Rod Kimble (Andy Samberg) is what Napoleon Dynamite might’ve been had he fantasized about Jackass instead of ligers: a gawky half-wit with a penchant for stunts he can’t come close to pulling off. But when his stepfather (Ian McShane) falls gravely ill and can’t afford a heart transplant it’s just the motivation Rod needs to go that extra mile er bus. See Rod has decided to try and jump across 15 buses in hopes of raising money for his stepdad’s operation—but only to get him healthy enough for Rod to beat him fair and square in a fight (which will make more sense if you see the movie). So Rod assembles his “crew”—stepbrother/videographer/team manager Kevin (Jorma Taccone); mechanic Dave (Bill Hader); ramp builder Rico (Danny McBride); and newest member Denise (Isla Fisher) on whom Rod has a massive crush—to help whip him into shape. He hits an emotional roadblock when he learns that his real father did not in fact die testing a stunt for Evel Knievel but ultimately nothing can keep Rod down—except gravity. Usually Saturday Night Live stars have to leave the show before they can headline a movie—like Adam Sandler whose brain Samberg would clearly love to pick (and transplant into his own). But Samberg was wise to allow himself something in SNL to fall back on because his Digital Shorts talent (i.e. the Justin Timberlake collabo “D**k in a Box”) doesn’t exactly translate into feature-length humor. There are undeniably hilarious random freak-outs even to the un-stoned and in a few years he might be the Next Great SNL retiree but the jokes become one-note very quickly. So comedic voice of Generation Y(ouTube)? Not quite. He might not even be the current voice of SNL if costar Hader has any say. Hader is choosing all the right movies and roles in them (see this month’s Superbad—seriously!) and his inane humor is much more sustainable than Samberg’s. Simply looking at Hader is cause for laughter which is half the battle between these neo-SNLers. Unlike Hader Wedding Crashers star Fisher is terribly miscast. Not only does Fisher look more mature (to put it nicely) than her character is supposed to be but she’s much funnier than the stupid-funny of Hot Rod in which she of all people is the proverbial “straight man.” And in a double-take-worthy role revered actress Sissy Spacek graces the screen as Rod’s mom a la Kathy Bates in Sandler’s The Waterboy. You can take the dudes out of SNL but you can’t take the SNL out of the dudes. And the foursome of SNL contributors—Samberg Taccone Hader and Akiva Schaffer who directs—along with screenwriter Pam Brady (Team America) demonstrate why SNL is no longer much to laugh at as they replicate the show’s stupid humor under the guise of fresh humor (“fresh” because you see Andy Samberg is youngish and YouTube-cool). After about a quarter of the way in it becomes clear that Schaffer is satisfied with virtually no storyline resting the movie’s fate in the purportedly funny hands of Samberg.

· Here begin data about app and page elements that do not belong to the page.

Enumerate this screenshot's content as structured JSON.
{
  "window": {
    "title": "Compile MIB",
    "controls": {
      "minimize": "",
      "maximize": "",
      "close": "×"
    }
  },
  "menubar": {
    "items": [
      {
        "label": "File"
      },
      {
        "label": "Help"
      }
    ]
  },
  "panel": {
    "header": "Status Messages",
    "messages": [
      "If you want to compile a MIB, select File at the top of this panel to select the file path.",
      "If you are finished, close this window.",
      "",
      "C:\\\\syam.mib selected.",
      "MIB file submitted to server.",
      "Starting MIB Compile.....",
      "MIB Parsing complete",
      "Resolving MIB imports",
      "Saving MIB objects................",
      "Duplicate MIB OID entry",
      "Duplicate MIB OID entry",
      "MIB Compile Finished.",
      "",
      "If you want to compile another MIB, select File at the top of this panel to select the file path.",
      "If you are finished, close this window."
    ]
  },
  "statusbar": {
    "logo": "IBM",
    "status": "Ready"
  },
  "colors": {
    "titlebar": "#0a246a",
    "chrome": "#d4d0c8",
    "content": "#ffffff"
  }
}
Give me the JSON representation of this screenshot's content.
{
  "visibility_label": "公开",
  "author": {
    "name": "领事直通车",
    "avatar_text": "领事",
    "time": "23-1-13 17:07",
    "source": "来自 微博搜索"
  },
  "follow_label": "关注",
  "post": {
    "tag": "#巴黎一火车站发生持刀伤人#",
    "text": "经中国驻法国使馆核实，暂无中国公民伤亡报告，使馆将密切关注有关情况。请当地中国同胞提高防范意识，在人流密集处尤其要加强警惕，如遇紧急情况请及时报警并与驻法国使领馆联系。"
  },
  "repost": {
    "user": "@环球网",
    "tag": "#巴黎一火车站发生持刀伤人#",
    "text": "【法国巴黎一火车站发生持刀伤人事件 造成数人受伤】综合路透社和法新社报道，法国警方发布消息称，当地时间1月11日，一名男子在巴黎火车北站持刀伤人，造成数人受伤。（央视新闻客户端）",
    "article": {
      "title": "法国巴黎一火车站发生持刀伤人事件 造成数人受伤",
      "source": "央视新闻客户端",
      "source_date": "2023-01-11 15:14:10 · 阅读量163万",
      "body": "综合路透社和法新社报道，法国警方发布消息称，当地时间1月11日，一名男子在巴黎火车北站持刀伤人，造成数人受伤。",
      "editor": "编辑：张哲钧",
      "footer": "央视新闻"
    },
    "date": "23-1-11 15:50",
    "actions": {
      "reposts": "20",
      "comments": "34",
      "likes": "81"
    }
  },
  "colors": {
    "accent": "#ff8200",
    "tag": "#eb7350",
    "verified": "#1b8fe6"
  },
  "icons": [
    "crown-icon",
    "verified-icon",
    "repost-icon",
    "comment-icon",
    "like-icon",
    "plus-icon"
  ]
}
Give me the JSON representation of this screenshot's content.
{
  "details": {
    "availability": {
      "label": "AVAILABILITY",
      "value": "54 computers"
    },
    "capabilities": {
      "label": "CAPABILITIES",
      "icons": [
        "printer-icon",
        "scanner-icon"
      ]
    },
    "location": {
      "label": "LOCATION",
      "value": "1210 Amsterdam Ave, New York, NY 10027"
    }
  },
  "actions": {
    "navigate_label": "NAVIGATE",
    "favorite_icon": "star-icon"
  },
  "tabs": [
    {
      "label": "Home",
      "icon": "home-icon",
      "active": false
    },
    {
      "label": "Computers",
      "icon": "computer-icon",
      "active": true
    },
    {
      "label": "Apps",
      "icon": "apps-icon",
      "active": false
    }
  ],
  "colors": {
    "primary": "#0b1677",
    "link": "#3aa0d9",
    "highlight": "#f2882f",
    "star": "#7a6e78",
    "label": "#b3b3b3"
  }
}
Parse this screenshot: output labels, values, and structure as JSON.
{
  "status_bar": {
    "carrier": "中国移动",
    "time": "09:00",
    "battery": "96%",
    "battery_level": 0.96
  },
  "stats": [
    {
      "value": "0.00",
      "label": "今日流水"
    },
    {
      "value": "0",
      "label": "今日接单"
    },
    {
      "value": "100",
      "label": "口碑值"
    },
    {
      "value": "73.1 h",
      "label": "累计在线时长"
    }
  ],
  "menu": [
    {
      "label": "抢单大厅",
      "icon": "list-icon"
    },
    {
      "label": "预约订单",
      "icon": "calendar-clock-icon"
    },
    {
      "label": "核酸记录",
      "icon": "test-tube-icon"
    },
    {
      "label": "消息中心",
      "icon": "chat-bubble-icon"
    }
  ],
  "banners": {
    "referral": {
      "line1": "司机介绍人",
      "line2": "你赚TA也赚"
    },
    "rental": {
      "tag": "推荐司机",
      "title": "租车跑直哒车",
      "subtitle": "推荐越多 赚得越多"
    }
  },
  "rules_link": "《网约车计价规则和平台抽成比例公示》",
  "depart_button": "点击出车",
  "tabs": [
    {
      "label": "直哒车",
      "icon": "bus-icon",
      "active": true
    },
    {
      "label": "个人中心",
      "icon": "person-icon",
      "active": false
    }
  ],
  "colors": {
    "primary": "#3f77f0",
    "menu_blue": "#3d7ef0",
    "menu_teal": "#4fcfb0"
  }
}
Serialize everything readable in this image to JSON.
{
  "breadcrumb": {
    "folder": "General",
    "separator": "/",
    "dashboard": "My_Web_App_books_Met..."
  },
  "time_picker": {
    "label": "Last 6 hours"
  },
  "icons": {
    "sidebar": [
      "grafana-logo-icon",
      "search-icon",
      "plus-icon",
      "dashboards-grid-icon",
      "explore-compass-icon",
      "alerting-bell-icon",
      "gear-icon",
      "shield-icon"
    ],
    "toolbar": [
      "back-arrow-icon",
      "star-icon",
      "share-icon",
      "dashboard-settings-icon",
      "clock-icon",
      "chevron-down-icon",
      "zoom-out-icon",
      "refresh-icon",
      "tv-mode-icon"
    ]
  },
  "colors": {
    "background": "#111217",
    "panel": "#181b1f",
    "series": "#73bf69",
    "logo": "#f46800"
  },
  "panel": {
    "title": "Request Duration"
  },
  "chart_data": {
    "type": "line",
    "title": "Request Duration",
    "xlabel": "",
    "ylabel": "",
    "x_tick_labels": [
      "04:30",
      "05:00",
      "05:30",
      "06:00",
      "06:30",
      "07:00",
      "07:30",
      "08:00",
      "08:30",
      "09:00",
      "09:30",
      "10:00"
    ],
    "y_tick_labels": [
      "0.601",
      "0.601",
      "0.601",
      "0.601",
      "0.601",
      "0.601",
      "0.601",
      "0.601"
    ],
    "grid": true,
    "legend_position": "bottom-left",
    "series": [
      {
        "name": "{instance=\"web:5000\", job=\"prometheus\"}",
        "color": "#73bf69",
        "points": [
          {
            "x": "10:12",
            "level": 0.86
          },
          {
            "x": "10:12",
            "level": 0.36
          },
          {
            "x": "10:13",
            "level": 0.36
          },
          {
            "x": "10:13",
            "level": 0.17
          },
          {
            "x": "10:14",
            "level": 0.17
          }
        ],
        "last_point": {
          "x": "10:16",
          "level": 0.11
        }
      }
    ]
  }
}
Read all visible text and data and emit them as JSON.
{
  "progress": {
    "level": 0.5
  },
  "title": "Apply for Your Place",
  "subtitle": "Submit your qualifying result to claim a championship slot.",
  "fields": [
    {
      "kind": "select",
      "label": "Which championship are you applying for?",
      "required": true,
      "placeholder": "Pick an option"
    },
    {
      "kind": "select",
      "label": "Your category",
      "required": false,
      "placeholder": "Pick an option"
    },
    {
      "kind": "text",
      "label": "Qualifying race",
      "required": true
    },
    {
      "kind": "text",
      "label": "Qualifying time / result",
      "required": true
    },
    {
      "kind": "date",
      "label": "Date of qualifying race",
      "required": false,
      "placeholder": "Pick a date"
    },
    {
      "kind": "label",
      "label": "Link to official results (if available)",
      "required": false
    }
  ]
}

Granted the first quarter holds promise that the movie will take a Talladega Nights-like turn into a mock story but it remains nothing more than the silliness of Napoleon Dynamite (only not nearly as offbeat) combined with the failed stunts of Jackass (only not nearly as dangerous to the star). The Napoleonic resemblance continues with the obscure ‘80s soundtrack which is about the funniest thing Hot Rod has going for itself.